Further evidence that the fragile Eurozone recovery could be beginning to splutter emerged today.
Industrial production in the 18-member euro area fell sharply by 1.1 per cent in May, the largest monthly drop since September 2012, according to figures released by the EU's statistics agency Eurostat this morning.
The data confirmed analyst fears that a significant shrink in industrial output had been coming, especially as the economic powerhouses of Germany, France and Italy had already reported some surprisingly large contractions in May. Economists had actually predicted a slightly bigger dip of 1.2 per cent. May's figures were up 0.5 per cent from the same month last year.
EU industrial production has been volatile in 2014 and analysts acknowledge that these figures can be erratic from month to month. April numbers had shown a 0.7 per cent increase, rebounding from a 0.4 dip in March.

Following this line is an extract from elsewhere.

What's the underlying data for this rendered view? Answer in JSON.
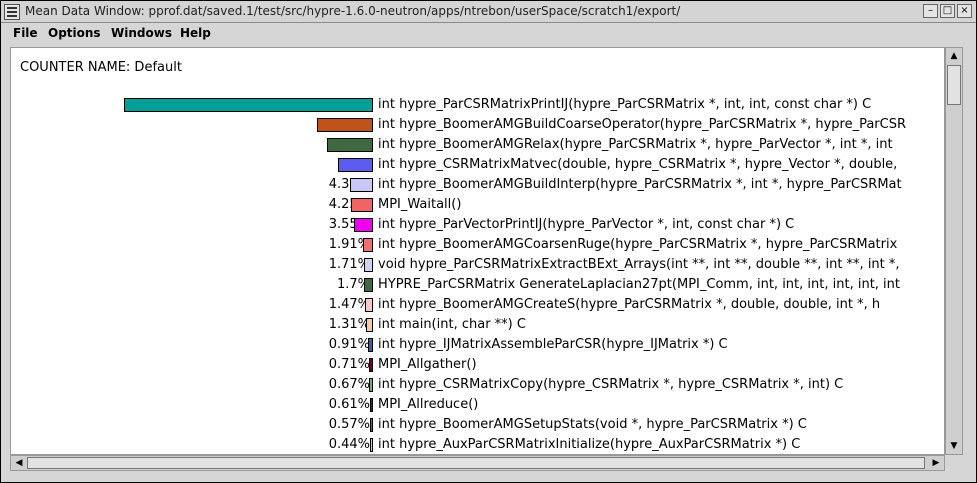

However the marked fall in industrial output is stoking fears that the Eurozone recovery is stalling before it has even begun to really gain steam.
Data so far points to a split recovery, but the May falls were widespread. German output fell by 1.4 per cent month-on-month, French by 1.3 per cent Italy’s by 1.2 per cent and Spain’s contracted by 0.9 per cent. Portugal, engulfed in a banking crisis that rocked global markets last week, suffered the biggest drop in industrial output, down 3.6 per cent month-on-month.
The UK also recorded a shock slump in output for May, with a 0.7 per cent fall.
A decline in second quarter GDP?
The latest survey data shows a loss of momentum, although it does still point to expanding activity. This appears to be denting hopes that GDP growth for the common currency area is on course for a rapid improvement in the second quarter, as had been hoped, following a lacklustre 0.2 per cent expansion in the first three months of the year.
"There is now a grave danger that the sector contracted in the second quarter thereby limiting Eurozone GDP growth," said Howard Archer, chief UK economist at IHS Global Insight.
"It does appear that the Eurozone manufacturing sector is facing a tough task to generate and sustain meaningful expansion."
According to Archer, in the absence of any revisions to the current data, "it will need Eurozone industrial production to have increased by 0.8 per cent month-on-month in June just to have been flat quarter-on-quarter in the second quarter".